What to work on -
Line count for "مدیریت": give how many lines in the data below contain it, with no other words.

Supplied material -

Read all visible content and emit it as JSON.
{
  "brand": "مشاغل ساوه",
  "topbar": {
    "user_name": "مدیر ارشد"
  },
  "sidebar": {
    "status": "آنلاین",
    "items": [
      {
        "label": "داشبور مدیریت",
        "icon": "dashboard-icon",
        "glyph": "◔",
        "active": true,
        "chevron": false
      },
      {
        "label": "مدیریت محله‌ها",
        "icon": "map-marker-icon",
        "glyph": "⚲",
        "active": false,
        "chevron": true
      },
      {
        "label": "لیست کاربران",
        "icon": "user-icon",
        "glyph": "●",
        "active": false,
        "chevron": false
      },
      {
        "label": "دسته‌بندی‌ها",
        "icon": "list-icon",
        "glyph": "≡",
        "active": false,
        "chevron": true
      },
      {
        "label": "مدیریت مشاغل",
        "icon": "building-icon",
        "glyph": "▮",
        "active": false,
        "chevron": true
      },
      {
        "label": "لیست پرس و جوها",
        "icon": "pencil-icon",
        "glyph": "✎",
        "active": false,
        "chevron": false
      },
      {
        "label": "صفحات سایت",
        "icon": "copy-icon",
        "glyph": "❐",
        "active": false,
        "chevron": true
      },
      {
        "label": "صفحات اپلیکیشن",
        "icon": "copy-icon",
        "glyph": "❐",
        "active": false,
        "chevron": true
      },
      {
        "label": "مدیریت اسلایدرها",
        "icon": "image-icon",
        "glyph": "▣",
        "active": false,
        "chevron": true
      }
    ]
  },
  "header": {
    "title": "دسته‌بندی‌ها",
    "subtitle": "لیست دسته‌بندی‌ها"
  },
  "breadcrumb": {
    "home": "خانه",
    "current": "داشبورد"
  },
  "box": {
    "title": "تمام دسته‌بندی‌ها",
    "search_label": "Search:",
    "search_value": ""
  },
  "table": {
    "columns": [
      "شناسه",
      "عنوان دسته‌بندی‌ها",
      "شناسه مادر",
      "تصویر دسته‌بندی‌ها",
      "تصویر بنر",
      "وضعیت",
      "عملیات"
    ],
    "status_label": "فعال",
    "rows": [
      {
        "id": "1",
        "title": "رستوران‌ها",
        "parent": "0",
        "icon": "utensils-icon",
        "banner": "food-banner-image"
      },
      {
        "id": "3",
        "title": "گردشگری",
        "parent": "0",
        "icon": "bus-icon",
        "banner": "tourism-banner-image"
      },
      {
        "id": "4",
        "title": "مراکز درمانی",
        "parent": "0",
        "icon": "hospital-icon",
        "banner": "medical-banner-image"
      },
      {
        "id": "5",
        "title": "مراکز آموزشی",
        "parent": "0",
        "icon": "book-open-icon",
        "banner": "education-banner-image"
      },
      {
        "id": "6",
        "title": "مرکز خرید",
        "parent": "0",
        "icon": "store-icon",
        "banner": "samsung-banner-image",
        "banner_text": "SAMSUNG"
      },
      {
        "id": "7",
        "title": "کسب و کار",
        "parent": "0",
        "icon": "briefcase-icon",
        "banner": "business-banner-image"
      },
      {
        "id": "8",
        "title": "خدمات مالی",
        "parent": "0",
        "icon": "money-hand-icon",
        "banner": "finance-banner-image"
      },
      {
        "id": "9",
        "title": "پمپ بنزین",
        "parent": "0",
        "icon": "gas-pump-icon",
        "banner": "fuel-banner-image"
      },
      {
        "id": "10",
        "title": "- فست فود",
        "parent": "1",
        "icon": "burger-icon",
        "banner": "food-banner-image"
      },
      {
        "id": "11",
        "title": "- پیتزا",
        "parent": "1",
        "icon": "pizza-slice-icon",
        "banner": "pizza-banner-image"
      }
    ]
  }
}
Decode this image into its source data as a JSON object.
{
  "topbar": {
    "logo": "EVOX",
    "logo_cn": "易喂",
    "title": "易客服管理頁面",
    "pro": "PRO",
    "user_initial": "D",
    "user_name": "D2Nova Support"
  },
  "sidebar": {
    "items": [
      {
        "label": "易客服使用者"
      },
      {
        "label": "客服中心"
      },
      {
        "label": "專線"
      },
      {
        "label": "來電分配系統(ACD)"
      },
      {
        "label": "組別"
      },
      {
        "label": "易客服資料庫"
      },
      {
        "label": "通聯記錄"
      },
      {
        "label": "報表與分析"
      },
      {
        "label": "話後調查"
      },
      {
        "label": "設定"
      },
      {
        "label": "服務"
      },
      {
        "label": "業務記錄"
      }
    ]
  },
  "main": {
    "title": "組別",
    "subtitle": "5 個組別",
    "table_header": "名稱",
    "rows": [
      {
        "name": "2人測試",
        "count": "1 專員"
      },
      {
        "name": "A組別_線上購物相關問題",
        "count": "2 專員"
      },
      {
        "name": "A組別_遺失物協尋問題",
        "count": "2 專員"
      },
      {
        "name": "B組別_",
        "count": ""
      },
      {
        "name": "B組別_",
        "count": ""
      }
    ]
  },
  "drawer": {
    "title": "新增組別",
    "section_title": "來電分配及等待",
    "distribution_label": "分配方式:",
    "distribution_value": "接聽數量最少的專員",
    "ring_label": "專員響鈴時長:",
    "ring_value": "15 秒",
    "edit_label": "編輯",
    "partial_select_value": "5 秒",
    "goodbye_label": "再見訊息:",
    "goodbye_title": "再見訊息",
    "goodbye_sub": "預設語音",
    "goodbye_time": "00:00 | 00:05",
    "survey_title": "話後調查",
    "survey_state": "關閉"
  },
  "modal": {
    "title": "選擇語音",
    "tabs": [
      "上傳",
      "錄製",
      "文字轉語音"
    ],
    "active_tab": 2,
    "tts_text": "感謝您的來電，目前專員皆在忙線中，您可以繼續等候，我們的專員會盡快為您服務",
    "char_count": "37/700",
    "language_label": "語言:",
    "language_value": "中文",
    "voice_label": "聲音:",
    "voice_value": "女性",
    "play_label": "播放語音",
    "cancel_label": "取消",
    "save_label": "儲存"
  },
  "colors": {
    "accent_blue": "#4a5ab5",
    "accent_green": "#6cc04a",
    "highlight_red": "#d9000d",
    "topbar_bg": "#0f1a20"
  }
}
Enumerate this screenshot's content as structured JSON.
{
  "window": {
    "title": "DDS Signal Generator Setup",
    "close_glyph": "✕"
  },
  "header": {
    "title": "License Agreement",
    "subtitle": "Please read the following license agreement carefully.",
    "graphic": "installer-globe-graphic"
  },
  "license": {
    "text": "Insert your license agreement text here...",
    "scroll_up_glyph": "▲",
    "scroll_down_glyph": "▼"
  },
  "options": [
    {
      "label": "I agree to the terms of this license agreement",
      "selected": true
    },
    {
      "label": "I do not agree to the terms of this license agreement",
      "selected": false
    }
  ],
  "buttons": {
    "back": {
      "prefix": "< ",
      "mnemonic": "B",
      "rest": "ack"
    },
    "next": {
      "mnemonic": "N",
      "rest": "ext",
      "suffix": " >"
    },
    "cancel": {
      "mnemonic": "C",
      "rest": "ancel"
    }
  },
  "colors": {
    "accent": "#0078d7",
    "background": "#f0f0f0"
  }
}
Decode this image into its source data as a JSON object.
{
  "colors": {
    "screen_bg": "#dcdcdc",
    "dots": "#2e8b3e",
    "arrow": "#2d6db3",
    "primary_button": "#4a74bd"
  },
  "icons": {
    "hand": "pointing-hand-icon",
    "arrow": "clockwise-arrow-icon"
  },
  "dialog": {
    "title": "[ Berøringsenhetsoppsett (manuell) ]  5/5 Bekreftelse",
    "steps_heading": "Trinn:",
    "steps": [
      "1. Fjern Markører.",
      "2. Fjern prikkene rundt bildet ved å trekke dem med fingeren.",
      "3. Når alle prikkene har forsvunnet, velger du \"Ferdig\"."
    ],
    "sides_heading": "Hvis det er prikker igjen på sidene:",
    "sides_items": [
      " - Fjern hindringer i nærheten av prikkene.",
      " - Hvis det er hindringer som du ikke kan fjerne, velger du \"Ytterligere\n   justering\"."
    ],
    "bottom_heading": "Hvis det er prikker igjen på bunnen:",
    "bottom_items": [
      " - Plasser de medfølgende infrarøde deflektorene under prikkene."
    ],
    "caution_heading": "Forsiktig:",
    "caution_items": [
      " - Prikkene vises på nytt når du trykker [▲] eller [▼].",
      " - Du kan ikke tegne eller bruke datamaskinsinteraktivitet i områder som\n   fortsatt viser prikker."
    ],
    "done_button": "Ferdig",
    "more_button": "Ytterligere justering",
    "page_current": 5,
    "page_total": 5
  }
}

Task result -
4